── RECORDS SUPPLIED ──

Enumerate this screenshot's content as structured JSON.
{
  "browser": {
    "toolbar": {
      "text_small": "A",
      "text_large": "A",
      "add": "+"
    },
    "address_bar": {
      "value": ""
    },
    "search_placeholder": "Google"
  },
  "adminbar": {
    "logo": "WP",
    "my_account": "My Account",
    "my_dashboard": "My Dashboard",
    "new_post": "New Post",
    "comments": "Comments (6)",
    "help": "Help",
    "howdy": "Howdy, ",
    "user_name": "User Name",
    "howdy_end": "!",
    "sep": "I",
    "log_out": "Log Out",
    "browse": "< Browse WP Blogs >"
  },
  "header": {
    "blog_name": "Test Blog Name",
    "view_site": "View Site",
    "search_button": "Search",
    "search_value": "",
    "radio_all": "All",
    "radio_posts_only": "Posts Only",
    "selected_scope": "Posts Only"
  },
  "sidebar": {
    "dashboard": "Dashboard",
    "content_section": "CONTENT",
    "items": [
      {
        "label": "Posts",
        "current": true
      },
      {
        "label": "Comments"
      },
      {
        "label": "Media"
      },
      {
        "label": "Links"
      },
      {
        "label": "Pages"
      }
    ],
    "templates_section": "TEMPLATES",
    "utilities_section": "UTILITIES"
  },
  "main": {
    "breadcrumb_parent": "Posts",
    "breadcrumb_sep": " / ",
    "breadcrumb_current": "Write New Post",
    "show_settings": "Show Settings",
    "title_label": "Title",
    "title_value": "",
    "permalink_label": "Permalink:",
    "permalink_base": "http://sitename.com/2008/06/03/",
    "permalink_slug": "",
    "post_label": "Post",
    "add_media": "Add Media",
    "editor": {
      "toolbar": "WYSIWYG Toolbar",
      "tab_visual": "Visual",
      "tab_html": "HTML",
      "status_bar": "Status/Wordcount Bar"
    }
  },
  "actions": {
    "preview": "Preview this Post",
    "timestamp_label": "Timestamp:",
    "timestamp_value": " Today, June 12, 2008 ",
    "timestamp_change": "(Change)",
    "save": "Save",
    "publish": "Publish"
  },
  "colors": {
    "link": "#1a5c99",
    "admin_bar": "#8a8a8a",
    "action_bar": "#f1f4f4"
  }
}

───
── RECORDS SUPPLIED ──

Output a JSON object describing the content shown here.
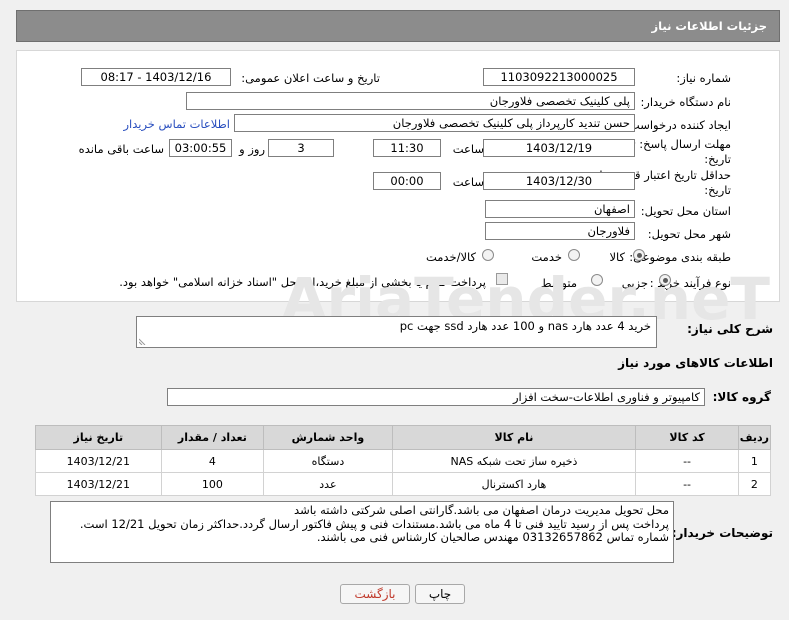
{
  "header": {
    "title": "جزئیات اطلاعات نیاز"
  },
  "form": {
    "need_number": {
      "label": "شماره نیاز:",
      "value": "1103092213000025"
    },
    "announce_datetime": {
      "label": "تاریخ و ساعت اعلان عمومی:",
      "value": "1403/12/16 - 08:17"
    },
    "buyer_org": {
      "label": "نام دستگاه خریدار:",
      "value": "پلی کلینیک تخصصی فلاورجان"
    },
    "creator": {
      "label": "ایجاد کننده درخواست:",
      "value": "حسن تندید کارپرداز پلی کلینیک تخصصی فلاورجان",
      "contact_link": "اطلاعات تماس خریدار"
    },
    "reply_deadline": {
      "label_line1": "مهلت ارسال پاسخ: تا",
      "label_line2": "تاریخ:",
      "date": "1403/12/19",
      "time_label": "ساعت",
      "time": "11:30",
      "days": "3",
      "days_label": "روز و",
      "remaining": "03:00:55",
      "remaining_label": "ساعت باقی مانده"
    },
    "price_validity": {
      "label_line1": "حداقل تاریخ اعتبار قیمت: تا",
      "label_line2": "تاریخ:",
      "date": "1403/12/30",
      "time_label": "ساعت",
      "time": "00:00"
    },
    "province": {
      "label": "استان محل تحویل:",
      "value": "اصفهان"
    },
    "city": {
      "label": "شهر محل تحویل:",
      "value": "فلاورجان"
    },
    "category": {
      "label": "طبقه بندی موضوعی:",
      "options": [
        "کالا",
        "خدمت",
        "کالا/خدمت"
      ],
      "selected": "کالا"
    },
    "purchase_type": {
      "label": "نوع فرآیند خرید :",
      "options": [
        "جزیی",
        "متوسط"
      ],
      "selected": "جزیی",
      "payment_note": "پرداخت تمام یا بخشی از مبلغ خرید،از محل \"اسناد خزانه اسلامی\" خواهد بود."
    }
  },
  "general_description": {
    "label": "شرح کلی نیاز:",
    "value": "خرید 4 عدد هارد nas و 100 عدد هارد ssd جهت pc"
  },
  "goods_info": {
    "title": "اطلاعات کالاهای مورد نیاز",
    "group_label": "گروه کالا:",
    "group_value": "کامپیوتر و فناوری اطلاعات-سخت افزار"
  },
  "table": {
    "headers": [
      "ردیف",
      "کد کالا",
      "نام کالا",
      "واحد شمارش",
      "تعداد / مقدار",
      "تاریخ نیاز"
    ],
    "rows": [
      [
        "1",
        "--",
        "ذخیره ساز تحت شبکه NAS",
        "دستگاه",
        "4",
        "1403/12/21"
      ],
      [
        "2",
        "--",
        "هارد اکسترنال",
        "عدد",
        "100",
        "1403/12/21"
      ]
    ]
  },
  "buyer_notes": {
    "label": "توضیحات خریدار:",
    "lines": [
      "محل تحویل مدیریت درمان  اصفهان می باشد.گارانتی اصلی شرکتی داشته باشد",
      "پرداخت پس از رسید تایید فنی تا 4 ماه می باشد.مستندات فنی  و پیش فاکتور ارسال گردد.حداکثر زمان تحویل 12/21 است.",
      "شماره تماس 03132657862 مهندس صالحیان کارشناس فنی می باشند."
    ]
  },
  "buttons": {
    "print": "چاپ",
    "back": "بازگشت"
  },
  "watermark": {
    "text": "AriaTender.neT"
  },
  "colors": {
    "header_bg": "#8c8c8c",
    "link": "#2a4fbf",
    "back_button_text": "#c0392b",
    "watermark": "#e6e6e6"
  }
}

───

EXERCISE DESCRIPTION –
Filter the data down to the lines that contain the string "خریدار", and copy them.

WORKED SOLUTION –
      "label": "نام دستگاه خریدار:",
      "contact_link": "اطلاعات تماس خریدار"
    "label": "توضیحات خریدار:",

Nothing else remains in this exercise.